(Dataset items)
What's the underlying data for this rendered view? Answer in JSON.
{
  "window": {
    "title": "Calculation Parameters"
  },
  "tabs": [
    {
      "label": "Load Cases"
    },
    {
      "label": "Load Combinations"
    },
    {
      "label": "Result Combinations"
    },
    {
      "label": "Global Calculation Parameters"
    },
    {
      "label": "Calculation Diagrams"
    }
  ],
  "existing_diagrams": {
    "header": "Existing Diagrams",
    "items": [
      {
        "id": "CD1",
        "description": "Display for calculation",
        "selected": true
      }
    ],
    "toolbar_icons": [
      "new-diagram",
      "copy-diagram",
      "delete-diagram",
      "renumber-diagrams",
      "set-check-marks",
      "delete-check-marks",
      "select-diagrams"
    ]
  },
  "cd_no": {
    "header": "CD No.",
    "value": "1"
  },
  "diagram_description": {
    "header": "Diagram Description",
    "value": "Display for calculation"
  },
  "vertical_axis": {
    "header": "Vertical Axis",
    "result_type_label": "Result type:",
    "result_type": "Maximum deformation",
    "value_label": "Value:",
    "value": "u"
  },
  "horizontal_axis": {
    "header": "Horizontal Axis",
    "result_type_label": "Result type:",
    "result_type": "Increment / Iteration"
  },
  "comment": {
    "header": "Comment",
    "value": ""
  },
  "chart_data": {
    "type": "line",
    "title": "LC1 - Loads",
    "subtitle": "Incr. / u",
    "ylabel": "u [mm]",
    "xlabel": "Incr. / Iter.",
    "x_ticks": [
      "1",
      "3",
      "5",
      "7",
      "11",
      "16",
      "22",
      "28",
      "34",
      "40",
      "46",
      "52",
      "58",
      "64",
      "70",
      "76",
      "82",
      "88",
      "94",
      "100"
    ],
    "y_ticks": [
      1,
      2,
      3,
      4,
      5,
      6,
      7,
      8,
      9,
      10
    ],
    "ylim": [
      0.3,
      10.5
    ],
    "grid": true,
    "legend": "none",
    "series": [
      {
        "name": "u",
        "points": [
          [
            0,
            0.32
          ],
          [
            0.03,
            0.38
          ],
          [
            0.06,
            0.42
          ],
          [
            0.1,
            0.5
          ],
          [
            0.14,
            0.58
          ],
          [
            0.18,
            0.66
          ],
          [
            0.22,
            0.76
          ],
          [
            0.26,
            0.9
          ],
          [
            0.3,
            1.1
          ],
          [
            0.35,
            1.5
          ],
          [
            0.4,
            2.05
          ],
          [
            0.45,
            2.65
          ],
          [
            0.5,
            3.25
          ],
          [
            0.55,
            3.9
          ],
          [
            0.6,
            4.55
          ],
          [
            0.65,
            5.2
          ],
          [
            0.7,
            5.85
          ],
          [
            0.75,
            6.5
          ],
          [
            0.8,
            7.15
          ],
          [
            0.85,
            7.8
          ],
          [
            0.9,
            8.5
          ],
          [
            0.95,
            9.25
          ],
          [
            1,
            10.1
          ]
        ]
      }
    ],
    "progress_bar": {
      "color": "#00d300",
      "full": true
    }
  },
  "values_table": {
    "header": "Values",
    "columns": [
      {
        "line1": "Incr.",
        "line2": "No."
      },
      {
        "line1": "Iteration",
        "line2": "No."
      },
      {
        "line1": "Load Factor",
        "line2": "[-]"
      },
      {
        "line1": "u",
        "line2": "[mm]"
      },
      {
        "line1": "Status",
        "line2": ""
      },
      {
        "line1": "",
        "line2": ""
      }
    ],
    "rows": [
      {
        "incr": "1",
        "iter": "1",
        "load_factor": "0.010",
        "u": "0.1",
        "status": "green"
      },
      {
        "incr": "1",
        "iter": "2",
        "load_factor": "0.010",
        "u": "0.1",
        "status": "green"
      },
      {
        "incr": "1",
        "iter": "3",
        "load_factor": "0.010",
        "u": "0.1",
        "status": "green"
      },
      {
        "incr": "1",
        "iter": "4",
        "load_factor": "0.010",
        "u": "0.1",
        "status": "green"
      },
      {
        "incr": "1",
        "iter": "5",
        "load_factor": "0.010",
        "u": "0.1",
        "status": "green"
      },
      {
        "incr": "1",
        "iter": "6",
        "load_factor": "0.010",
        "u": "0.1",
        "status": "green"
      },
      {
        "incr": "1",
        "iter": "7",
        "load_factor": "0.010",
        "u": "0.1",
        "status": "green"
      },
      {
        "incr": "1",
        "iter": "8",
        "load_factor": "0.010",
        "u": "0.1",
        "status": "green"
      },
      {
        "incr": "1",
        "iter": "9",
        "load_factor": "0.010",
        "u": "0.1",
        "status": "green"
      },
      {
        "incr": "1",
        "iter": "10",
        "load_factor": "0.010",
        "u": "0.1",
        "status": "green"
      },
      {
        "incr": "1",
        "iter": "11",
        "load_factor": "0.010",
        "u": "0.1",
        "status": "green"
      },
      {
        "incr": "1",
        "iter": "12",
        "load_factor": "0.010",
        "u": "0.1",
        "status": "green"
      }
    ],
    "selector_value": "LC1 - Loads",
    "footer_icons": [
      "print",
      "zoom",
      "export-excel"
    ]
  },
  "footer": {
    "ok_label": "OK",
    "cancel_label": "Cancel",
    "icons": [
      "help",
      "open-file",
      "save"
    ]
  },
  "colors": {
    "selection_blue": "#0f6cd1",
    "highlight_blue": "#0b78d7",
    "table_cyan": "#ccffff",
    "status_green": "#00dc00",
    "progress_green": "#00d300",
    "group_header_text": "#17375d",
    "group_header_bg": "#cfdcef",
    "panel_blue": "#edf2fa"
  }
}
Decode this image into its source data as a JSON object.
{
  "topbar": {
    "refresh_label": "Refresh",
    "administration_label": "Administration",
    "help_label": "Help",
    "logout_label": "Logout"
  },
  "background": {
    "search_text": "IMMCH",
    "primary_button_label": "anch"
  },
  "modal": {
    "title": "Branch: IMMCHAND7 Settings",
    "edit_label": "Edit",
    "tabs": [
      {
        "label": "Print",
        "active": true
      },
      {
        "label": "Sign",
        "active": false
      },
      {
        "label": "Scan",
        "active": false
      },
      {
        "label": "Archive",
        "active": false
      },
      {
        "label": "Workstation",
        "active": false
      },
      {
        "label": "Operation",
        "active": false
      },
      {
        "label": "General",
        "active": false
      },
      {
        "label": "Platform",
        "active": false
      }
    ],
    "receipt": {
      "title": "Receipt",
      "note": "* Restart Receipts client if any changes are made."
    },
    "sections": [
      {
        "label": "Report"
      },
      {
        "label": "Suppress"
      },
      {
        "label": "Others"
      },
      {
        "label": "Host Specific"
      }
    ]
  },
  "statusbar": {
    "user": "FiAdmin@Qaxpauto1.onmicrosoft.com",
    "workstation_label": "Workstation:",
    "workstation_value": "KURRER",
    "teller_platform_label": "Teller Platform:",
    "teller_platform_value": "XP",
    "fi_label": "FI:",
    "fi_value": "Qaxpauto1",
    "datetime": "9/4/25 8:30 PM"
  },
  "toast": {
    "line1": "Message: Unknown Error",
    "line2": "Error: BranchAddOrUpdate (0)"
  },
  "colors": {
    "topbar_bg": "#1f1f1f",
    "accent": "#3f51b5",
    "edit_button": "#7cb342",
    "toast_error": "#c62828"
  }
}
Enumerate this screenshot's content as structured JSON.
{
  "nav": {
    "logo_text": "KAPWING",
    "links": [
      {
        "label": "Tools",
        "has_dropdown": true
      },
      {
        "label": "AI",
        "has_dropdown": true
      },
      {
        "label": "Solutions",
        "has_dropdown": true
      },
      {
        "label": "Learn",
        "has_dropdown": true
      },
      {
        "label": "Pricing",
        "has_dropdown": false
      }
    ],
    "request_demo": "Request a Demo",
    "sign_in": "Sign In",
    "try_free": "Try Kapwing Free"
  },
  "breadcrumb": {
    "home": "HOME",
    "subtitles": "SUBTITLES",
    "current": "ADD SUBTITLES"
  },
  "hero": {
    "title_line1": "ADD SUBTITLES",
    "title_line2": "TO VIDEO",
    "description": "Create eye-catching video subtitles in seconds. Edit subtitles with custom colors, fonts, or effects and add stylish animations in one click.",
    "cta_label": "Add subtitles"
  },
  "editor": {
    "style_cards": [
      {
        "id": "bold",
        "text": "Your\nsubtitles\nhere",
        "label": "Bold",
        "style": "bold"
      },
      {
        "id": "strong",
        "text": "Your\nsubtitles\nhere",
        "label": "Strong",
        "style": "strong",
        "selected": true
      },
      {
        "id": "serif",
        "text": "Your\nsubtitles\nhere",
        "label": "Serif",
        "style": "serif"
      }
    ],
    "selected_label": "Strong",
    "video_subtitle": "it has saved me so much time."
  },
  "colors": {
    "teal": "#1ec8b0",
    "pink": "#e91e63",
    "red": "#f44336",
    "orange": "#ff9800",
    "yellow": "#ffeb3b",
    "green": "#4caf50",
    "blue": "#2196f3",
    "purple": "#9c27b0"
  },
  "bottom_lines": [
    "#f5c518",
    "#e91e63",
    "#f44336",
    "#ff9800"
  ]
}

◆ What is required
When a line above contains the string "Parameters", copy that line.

◆ Response area
    "title": "Calculation Parameters"
      "label": "Global Calculation Parameters"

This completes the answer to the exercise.